"I was born at midnight. That means I can see ghosts when they want to be invisible," writes fourth-grader David, demonstrating a child's capacity for making sense of personal experience. The Children in Our Lives explores this capacity, as well as how adult misperceptions of children's experiences affect those children. It invites dialogue between teachers, parents, other caregivers, and the general public who value children for their own sakes.
Adan looks for disparities between a child's experience and the adult's interpretation of that experience. In questioning middle-class nurturance, she focuses on connections between experience and interpretation based on dominant, traditional, or mainstream values. She argues that force of habit as well as a preoccupation with public image predisposes adults to embrace the abstractions that distort perception. Consequently, children are impaired—as adults are—in their ability to generate communities that are grounded in a creative concern for all human beings.

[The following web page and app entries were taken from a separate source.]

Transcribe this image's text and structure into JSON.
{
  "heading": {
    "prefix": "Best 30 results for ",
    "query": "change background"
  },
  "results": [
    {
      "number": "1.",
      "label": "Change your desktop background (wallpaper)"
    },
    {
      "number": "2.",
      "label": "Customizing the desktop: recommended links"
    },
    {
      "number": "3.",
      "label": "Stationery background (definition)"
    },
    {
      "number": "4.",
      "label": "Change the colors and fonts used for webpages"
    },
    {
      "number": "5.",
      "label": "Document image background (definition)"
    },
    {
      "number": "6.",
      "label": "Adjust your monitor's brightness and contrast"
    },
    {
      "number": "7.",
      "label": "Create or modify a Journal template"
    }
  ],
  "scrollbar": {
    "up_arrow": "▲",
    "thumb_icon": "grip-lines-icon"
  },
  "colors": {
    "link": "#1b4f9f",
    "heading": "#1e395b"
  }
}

"Adan's ability to question her own experience with her children provides a model for understanding the complexity of relationships between adults and children. The insights that Adan provides on ordinary events force us to think two, three, or four times about what those events might have meant. She shows us a process, deeply rooted in theory and reflection, of questioning our first understanding. "—Joan B. Stone, Department of Education, Rochester Institute of Technology